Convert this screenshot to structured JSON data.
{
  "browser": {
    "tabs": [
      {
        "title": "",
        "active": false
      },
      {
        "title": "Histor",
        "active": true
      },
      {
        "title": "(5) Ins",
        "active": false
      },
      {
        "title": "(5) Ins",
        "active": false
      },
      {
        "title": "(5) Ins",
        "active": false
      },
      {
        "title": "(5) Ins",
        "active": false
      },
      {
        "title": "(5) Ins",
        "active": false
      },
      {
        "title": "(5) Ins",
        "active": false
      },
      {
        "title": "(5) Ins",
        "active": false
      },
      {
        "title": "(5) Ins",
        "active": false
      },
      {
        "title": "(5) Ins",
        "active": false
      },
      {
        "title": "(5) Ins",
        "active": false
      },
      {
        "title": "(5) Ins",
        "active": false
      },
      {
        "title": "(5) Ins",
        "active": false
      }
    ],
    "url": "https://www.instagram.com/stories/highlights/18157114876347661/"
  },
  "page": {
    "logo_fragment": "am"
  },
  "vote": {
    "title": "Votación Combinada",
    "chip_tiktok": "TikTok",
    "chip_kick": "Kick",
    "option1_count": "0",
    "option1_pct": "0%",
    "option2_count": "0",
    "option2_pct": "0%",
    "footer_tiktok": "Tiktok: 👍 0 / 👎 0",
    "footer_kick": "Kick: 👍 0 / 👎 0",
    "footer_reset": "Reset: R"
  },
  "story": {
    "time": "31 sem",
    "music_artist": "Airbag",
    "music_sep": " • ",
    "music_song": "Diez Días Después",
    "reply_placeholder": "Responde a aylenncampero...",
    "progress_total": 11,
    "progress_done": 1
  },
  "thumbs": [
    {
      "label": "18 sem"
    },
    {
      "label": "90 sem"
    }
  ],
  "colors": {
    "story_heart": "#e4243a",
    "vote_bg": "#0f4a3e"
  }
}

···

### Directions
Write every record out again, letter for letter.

### Exercise result
Convert this screenshot to structured JSON data.
{
  "browser": {
    "tabs": [
      {
        "title": "",
        "active": false
      },
      {
        "title": "Histor",
        "active": true
      },
      {
        "title": "(5) Ins",
        "active": false
      },
      {
        "title": "(5) Ins",
        "active": false
      },
      {
        "title": "(5) Ins",
        "active": false
      },
      {
        "title": "(5) Ins",
        "active": false
      },
      {
        "title": "(5) Ins",
        "active": false
      },
      {
        "title": "(5) Ins",
        "active": false
      },
      {
        "title": "(5) Ins",
        "active": false
      },
      {
        "title": "(5) Ins",
        "active": false
      },
      {
        "title": "(5) Ins",
        "active": false
      },
      {
        "title": "(5) Ins",
        "active": false
      },
      {
        "title": "(5) Ins",
        "active": false
      },
      {
        "title": "(5) Ins",
        "active": false
      }
    ],
    "url": "https://www.instagram.com/stories/highlights/18157114876347661/"
  },
  "page": {
    "logo_fragment": "am"
  },
  "vote": {
    "title": "Votación Combinada",
    "chip_tiktok": "TikTok",
    "chip_kick": "Kick",
    "option1_count": "0",
    "option1_pct": "0%",
    "option2_count": "0",
    "option2_pct": "0%",
    "footer_tiktok": "Tiktok: 👍 0 / 👎 0",
    "footer_kick": "Kick: 👍 0 / 👎 0",
    "footer_reset": "Reset: R"
  },
  "story": {
    "time": "31 sem",
    "music_artist": "Airbag",
    "music_sep": " • ",
    "music_song": "Diez Días Después",
    "reply_placeholder": "Responde a aylenncampero...",
    "progress_total": 11,
    "progress_done": 1
  },
  "thumbs": [
    {
      "label": "18 sem"
    },
    {
      "label": "90 sem"
    }
  ],
  "colors": {
    "story_heart": "#e4243a",
    "vote_bg": "#0f4a3e"
  }
}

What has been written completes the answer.